I find that the overall plot of Base Instruments, which is a mystery, is proving to be hard to nail down. I’m very close now, though it certainly could still change as I test how everything works. The other day I worked out an important aspect of it through drawing a diagram and moving coins around on it that represented where the characters were at various points in the story. Proud of myself for figuring that out!
I wrote this snippet for Base Instruments as part of 31 Plays in 31 Days 2014. I got the major themes and journeys hammered out pretty quickly, so here's something, getting at the idea that as much as Mary wants to be Mrs. Hawking's protege, she may not be ready for everything Mrs. Hawking's going to expect. This will be Mary’s major struggle for the piece.
What If I Don’t Want To?
By Phoebe Roberts
MARY STONE, Mrs. Hawking’s maid and protégé
NATHANIEL HAWKING, Mrs. Hawking’s gentleman nephew
London, England, 1883
MARY: Did you know that Mrs. Hawking studied ballet when she was young?
NATHANIEL: Is that so? I'd no idea, how interesting.
MARY: Apparently she once considered making a career of it.
NATHANIEL: Oh, really? Was she any good, then?
MARY: I don't know. But doesn't that surprise you?
NATHANIEL: I quite honestly don’t believe there’s anything she couldn’t do if she cared to. Why, does it you?
MARY: It’s, well… Mrs. Hawking doesn't often like things for their own sake, now, does she?
NATHANIEL: She doesn't like much of anything.
MARY: That's not what I mean. Everything's to a point with her. She practices skills to hone her craft. She studies facts in case it might serve her to know them. For goodness sake, she only reads for the points of reference. To think of her dancing for only the love of it… why, it's entirely new.
NATHANIEL: Goodness. I think I see what you mean.
MARY: Do you think… she’s always been that way?
NATHANIEL: I’m hard pressed to imagine her before she was so bitter.
MARY: It could have been that. Or… do you think she’s found it necessary? For her work, I mean. To care for nothing but that which serves her purpose because that’s the only way she’s capable of accomplishing the enormous things she accomplishes?

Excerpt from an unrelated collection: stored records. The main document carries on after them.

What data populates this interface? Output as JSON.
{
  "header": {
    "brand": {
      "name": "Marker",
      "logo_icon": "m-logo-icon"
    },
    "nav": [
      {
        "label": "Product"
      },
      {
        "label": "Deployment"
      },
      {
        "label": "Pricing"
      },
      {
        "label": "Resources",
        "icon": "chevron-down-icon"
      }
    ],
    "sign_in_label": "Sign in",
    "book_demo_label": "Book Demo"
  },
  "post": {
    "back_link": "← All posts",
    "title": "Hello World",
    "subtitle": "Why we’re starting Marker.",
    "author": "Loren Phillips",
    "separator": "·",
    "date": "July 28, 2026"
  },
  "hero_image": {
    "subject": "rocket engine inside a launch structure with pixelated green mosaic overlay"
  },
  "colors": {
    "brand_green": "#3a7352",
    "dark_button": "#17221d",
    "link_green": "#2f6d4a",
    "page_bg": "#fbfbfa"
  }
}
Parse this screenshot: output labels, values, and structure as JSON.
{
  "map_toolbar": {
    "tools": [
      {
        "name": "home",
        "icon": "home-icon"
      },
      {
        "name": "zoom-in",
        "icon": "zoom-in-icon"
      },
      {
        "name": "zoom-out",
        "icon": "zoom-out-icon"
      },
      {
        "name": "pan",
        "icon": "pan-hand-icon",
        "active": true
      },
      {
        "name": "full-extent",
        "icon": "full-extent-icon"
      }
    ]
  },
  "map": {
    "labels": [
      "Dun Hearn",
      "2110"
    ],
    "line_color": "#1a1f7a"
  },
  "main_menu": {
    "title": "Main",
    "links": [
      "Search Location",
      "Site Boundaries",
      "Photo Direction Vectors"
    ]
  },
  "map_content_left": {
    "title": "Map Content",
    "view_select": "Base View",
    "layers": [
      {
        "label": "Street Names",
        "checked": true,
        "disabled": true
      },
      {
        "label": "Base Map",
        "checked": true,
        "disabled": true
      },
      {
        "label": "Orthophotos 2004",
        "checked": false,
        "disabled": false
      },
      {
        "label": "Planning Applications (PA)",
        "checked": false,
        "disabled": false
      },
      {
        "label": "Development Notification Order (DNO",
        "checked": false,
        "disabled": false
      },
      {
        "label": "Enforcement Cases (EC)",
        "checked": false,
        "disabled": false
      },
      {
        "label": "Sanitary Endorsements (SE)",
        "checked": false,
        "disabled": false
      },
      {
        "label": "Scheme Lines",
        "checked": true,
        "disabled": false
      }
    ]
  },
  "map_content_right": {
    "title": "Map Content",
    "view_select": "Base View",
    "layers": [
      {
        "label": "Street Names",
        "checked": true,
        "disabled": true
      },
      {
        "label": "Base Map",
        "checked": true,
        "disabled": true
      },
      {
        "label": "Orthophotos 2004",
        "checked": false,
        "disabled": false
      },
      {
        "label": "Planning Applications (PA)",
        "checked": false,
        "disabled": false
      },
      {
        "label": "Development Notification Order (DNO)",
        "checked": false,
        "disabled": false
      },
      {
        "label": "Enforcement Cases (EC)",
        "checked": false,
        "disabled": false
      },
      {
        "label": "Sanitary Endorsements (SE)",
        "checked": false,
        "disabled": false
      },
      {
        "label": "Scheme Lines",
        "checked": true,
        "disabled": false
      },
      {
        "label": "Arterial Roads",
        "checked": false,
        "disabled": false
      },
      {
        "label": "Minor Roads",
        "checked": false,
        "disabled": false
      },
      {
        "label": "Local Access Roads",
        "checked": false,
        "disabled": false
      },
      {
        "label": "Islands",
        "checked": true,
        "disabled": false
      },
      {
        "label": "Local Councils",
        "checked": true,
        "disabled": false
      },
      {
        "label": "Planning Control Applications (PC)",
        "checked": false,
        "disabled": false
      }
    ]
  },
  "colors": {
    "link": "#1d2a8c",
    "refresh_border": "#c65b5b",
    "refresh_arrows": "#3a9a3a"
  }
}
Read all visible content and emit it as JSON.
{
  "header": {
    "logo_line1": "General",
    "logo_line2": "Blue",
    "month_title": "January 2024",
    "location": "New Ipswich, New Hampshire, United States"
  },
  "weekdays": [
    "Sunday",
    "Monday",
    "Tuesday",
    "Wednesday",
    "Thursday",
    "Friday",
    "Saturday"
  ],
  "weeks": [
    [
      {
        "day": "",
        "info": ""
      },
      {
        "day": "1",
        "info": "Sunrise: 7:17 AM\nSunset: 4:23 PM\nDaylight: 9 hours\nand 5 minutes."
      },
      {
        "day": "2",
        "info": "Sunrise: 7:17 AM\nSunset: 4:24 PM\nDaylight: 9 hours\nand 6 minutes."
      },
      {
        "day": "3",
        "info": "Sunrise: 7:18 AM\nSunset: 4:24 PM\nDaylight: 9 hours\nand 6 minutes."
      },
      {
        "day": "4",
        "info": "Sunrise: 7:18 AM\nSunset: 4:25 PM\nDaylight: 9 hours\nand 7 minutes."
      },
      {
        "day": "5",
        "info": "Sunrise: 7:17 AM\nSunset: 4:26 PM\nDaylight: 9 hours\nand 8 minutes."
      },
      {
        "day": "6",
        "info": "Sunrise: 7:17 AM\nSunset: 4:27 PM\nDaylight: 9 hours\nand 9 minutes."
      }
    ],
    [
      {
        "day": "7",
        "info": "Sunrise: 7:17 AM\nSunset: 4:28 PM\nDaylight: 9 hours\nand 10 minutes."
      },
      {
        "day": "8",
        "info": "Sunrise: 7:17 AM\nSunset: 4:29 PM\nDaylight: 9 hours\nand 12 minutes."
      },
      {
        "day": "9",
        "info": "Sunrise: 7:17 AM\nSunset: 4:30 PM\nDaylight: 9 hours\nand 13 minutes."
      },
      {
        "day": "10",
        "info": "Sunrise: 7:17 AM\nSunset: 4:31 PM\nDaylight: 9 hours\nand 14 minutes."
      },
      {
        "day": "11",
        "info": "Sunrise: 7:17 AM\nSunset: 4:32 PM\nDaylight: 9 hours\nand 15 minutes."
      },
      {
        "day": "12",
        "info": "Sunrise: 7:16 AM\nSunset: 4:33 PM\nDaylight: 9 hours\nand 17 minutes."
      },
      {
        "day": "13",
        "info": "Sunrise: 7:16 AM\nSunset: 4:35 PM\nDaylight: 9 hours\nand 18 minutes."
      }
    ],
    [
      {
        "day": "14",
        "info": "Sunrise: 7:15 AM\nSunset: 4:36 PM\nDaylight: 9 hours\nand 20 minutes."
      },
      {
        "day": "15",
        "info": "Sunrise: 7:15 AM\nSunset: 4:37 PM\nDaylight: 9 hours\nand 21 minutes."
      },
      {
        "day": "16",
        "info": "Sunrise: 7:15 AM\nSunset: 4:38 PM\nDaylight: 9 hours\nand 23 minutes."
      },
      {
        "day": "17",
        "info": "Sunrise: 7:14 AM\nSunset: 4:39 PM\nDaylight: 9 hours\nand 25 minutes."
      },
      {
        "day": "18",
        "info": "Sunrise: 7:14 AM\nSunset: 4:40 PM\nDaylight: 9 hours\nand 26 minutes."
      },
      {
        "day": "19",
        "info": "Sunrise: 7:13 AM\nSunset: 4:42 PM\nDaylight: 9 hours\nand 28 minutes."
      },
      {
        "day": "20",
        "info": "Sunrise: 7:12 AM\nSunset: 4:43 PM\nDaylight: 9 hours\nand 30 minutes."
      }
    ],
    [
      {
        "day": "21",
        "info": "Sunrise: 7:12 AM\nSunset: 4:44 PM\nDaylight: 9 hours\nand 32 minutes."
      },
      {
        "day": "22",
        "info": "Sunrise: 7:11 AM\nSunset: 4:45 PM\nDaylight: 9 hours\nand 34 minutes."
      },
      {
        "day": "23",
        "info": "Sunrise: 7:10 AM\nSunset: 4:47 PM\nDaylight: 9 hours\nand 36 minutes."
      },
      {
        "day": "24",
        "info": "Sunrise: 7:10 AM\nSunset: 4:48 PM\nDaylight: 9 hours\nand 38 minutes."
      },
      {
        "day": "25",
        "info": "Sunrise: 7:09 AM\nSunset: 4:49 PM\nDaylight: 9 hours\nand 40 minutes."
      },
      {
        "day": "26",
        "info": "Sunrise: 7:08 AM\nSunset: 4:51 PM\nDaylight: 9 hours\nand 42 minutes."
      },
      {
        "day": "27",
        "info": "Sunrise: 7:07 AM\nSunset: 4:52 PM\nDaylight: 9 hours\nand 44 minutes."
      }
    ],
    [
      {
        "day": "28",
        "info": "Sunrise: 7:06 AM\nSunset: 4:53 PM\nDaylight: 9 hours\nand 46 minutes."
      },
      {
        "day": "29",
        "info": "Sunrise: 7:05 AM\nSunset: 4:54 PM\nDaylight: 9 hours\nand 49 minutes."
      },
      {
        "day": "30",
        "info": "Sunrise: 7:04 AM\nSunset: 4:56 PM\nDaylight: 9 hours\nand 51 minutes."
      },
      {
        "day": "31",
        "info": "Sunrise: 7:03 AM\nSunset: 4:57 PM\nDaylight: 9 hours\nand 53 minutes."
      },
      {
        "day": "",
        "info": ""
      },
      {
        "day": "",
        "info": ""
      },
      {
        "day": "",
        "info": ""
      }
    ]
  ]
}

NATHANIEL: Goodness, I hope not. I mean to be of help to her, but I couldn’t bear to live as she does. Devoting herself to nothing but her work.
MARY: What if that’s what it takes?
NATHANIEL: Well, then I haven’t got it. I’ve a family, for heaven’s sake, and a hobby or two I’d care to pursue.
(He laughs, but MARY sits very quietly, eyes wide.)
NATHANIEL: Are you quite all right?
MARY: What if I haven’t got it either?
NATHANIEL: Oh, Mary. I’m sure you too can do anything you want to. If you put your mind to it, I’m sure you could become as honed and dedicated as she is.
MARY: No, Nathaniel… what if I don’t want to?